The 36-year-old Scot topped Sir Steve Redgrave's five gold medals by winning the keirin, and said he was thrilled to do so in front of a home crowd.
And he added that finishing his career in Glasgow with a haul of Commonwealth golds would be a "dream" finish.
After last night's heroics, Sir Chris said: "I'm in shock. You try and compose yourself, but it's surreal.
"I wanted to win gold in front of my home crowd. I saw everyone stepping up to the plate and thankfully it worked out for me too.
"The keirin is a lottery and you never take anything for granted in it. I can't describe the feelings I have at the moment.
"This is the perfect end to my Olympic career.
"I can't put into words what it means to me. It's one of the greatest feelings I have ever had.
"I'm 99.9% sure I won't be competing in Rio – how can you top this?
"Glasgow is another question, as that would be the dream ending for me."
The Olympic velodrome saw history being made as Sir Chris became the most successful British Olympian of all time.
It was Sir Chris's second gold medal of the Games after also winning the team sprint.
Born in Edinburgh in 1976 and raised in the city, his parents Carol and David bought him his first bike after he was amazed by the stunts in Steven Spielberg's 1982 classic movie ET.
He has now won 13 world titles during his career, but it is his success at the Olympic Games, and Beijing in particular, that has brought him most acclaim.
At the 2008 Games, he won three gold medals in the team sprint, keirin and individual sprint to make him Britain's most successful Olympian at a single games for 100 years.
Non-cycling honours followed as he was named BBC Sports Personality of the Year in 2008 and awarded a knighthood in the Queen's New Year Honours List.
Glasgow's velodrome for the 2014 Commonwealth Games has been named after the cyclist.
Speaking just moments after his victory, Sir Chris's father David said: "I am just so proud of him on every level.
"I am going to start crying. You bottle everything up, all the emotion in long competitions and then it all comes out.
"I just couldn't be happier for him."
His mother Carol said: "I am over the moon, very much so."
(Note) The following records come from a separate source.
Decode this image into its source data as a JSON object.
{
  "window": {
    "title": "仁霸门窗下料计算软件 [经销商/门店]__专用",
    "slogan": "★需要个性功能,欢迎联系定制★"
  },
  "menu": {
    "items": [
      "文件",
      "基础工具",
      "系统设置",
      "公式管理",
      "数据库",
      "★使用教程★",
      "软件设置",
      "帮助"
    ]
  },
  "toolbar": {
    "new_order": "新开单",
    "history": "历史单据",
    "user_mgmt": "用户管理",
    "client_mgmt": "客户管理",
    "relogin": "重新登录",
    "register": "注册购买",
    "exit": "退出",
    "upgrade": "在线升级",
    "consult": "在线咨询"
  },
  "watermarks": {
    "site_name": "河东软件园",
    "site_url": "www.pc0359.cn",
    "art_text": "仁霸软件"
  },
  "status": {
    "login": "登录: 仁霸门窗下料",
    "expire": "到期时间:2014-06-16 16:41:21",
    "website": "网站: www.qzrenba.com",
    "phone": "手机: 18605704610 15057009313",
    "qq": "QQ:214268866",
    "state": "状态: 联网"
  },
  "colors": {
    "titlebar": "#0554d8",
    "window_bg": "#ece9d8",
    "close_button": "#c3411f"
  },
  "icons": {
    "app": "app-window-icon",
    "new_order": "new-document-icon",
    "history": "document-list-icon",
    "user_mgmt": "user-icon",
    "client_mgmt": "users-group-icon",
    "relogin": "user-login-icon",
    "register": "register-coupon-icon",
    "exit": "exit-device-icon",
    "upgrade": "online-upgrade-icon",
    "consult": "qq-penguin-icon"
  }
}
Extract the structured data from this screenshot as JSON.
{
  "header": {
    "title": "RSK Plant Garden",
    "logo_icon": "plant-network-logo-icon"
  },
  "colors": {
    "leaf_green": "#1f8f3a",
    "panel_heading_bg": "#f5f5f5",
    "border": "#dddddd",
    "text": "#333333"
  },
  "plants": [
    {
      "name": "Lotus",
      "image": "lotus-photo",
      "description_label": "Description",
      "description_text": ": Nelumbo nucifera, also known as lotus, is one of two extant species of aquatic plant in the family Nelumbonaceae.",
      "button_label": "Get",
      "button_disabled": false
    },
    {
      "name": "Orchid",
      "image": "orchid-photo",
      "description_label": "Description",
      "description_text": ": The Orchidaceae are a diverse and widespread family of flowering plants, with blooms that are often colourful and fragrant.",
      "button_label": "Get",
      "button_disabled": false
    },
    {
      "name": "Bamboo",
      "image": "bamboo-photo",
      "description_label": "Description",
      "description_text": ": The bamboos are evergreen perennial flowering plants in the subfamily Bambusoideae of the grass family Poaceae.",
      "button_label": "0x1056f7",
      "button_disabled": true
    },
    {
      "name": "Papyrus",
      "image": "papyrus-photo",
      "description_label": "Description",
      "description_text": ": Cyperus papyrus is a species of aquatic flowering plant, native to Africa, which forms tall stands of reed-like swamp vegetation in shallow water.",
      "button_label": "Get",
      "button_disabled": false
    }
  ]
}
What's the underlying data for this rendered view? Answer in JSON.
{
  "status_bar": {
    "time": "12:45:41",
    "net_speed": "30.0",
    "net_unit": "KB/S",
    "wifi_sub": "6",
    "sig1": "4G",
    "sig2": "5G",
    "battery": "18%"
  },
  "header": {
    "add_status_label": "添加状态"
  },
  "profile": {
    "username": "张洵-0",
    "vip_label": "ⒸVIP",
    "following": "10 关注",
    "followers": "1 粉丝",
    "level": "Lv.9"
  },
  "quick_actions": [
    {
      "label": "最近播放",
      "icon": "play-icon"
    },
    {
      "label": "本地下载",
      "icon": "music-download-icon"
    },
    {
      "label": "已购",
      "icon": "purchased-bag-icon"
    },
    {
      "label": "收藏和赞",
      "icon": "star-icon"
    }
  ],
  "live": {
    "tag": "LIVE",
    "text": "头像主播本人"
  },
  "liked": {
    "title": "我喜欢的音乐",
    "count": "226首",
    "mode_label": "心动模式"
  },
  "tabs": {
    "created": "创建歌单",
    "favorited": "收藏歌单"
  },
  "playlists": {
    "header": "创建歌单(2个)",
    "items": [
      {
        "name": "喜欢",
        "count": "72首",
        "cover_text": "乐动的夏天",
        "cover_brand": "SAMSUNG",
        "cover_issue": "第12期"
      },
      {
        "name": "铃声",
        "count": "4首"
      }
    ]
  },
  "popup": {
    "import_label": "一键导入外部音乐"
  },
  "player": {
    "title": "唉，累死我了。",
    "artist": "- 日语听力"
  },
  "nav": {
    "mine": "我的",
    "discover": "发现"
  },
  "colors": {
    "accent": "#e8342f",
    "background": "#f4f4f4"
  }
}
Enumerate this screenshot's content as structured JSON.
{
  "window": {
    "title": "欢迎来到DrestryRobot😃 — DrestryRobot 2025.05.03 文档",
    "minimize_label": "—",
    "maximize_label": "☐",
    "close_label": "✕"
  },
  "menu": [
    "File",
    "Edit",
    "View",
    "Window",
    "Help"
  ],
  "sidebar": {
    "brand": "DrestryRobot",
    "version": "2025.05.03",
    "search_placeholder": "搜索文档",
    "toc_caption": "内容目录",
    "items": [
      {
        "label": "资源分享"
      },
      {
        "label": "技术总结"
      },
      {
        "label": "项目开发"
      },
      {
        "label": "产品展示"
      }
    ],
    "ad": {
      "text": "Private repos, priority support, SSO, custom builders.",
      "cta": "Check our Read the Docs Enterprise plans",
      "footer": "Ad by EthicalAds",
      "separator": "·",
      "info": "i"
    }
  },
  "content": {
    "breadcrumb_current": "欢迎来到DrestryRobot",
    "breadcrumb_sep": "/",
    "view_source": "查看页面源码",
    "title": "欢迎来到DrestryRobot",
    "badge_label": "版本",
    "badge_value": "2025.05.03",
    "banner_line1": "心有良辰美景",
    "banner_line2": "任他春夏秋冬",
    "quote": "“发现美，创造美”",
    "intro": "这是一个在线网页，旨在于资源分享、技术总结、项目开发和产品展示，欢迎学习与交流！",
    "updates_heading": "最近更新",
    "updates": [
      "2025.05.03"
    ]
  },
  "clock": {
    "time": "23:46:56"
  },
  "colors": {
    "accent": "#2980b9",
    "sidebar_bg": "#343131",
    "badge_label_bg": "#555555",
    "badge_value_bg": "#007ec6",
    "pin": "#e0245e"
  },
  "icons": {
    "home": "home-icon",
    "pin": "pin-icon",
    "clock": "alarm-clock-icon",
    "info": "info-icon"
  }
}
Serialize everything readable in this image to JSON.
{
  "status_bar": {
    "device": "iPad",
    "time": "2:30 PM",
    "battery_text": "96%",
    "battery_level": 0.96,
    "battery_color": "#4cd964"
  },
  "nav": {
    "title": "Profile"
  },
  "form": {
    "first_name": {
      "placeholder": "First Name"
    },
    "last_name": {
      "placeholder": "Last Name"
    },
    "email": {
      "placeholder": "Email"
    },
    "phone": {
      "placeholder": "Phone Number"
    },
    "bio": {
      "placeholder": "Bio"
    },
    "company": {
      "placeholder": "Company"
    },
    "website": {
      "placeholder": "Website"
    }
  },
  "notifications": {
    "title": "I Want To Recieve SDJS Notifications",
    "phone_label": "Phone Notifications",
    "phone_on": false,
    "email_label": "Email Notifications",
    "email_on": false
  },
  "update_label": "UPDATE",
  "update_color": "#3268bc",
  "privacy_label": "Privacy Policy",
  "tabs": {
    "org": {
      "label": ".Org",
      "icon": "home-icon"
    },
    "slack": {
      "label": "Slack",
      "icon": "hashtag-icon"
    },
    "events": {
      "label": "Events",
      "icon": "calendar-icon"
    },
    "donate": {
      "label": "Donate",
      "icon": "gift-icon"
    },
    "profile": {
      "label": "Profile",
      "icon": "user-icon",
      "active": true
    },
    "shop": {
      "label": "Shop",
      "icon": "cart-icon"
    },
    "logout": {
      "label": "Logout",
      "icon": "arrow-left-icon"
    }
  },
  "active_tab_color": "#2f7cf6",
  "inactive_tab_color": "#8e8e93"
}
Sir Chris's parents held a banner with the words "Chris Hoy, the real McHoy" written across it as fans waved Union Jack flags.
Sir Chris's gold was the second of the day for the British cycling team after 20-year-old Laura Trott claimed her second gold medal of the Games by winning the women's omnium just an hour earlier.
But the velodrome was also the scene of disappointment as Victoria Pendleton failed in her bid to win a gold in the women's sprint.
The 31-year-old was relegated from her first heat of the final before being beaten in the second by old rival Australian Anna Meares.